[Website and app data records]
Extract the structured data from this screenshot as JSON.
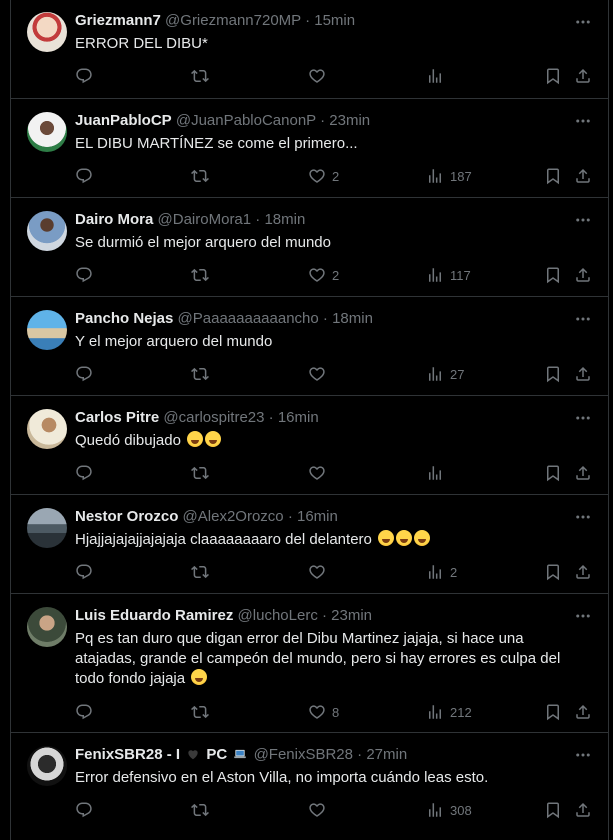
{
  "tweets": [
    {
      "name": "Griezmann7",
      "handle": "@Griezmann720MP",
      "time": "15min",
      "text": "ERROR DEL DIBU*",
      "replies": "",
      "retweets": "",
      "likes": "",
      "views": ""
    },
    {
      "name": "JuanPabloCP",
      "handle": "@JuanPabloCanonP",
      "time": "23min",
      "text": "EL DIBU MARTÍNEZ  se come el primero...",
      "replies": "",
      "retweets": "",
      "likes": "2",
      "views": "187"
    },
    {
      "name": "Dairo Mora",
      "handle": "@DairoMora1",
      "time": "18min",
      "text": "Se durmió el mejor arquero del mundo",
      "replies": "",
      "retweets": "",
      "likes": "2",
      "views": "117"
    },
    {
      "name": "Pancho Nejas",
      "handle": "@Paaaaaaaaaancho",
      "time": "18min",
      "text": "Y el mejor arquero del mundo",
      "replies": "",
      "retweets": "",
      "likes": "",
      "views": "27"
    },
    {
      "name": "Carlos Pitre",
      "handle": "@carlospitre23",
      "time": "16min",
      "text": "Quedó dibujado",
      "emoji_count": 2,
      "replies": "",
      "retweets": "",
      "likes": "",
      "views": ""
    },
    {
      "name": "Nestor Orozco",
      "handle": "@Alex2Orozco",
      "time": "16min",
      "text": "Hjajjajajajjajajaja claaaaaaaaro del delantero",
      "emoji_count": 3,
      "replies": "",
      "retweets": "",
      "likes": "",
      "views": "2"
    },
    {
      "name": "Luis Eduardo Ramirez",
      "handle": "@luchoLerc",
      "time": "23min",
      "text": "Pq es tan duro que digan error del Dibu Martinez jajaja, si hace una atajadas, grande el campeón del mundo, pero si hay errores es culpa del todo fondo jajaja",
      "emoji_count": 1,
      "replies": "",
      "retweets": "",
      "likes": "8",
      "views": "212"
    },
    {
      "name_prefix": "FenixSBR28 - I",
      "name_suffix": "PC",
      "handle": "@FenixSBR28",
      "time": "27min",
      "text": "Error defensivo en el Aston Villa, no importa cuándo leas esto.",
      "replies": "",
      "retweets": "",
      "likes": "",
      "views": "308"
    }
  ],
  "ui": {
    "separator": "·",
    "icons": [
      "reply-icon",
      "retweet-icon",
      "like-icon",
      "views-icon",
      "bookmark-icon",
      "share-icon",
      "more-icon",
      "heart-emoji-icon",
      "laptop-emoji-icon",
      "laughing-emoji-icon"
    ]
  },
  "colors": {
    "background": "#000000",
    "text": "#e7e9ea",
    "muted": "#71767b",
    "border": "#2f3336"
  }
}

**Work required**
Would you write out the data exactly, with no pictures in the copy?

**Answer box**
Extract the structured data from this screenshot as JSON.
{
  "tweets": [
    {
      "name": "Griezmann7",
      "handle": "@Griezmann720MP",
      "time": "15min",
      "text": "ERROR DEL DIBU*",
      "replies": "",
      "retweets": "",
      "likes": "",
      "views": ""
    },
    {
      "name": "JuanPabloCP",
      "handle": "@JuanPabloCanonP",
      "time": "23min",
      "text": "EL DIBU MARTÍNEZ  se come el primero...",
      "replies": "",
      "retweets": "",
      "likes": "2",
      "views": "187"
    },
    {
      "name": "Dairo Mora",
      "handle": "@DairoMora1",
      "time": "18min",
      "text": "Se durmió el mejor arquero del mundo",
      "replies": "",
      "retweets": "",
      "likes": "2",
      "views": "117"
    },
    {
      "name": "Pancho Nejas",
      "handle": "@Paaaaaaaaaancho",
      "time": "18min",
      "text": "Y el mejor arquero del mundo",
      "replies": "",
      "retweets": "",
      "likes": "",
      "views": "27"
    },
    {
      "name": "Carlos Pitre",
      "handle": "@carlospitre23",
      "time": "16min",
      "text": "Quedó dibujado",
      "emoji_count": 2,
      "replies": "",
      "retweets": "",
      "likes": "",
      "views": ""
    },
    {
      "name": "Nestor Orozco",
      "handle": "@Alex2Orozco",
      "time": "16min",
      "text": "Hjajjajajajjajajaja claaaaaaaaro del delantero",
      "emoji_count": 3,
      "replies": "",
      "retweets": "",
      "likes": "",
      "views": "2"
    },
    {
      "name": "Luis Eduardo Ramirez",
      "handle": "@luchoLerc",
      "time": "23min",
      "text": "Pq es tan duro que digan error del Dibu Martinez jajaja, si hace una atajadas, grande el campeón del mundo, pero si hay errores es culpa del todo fondo jajaja",
      "emoji_count": 1,
      "replies": "",
      "retweets": "",
      "likes": "8",
      "views": "212"
    },
    {
      "name_prefix": "FenixSBR28 - I",
      "name_suffix": "PC",
      "handle": "@FenixSBR28",
      "time": "27min",
      "text": "Error defensivo en el Aston Villa, no importa cuándo leas esto.",
      "replies": "",
      "retweets": "",
      "likes": "",
      "views": "308"
    }
  ],
  "ui": {
    "separator": "·",
    "icons": [
      "reply-icon",
      "retweet-icon",
      "like-icon",
      "views-icon",
      "bookmark-icon",
      "share-icon",
      "more-icon",
      "heart-emoji-icon",
      "laptop-emoji-icon",
      "laughing-emoji-icon"
    ]
  },
  "colors": {
    "background": "#000000",
    "text": "#e7e9ea",
    "muted": "#71767b",
    "border": "#2f3336"
  }
}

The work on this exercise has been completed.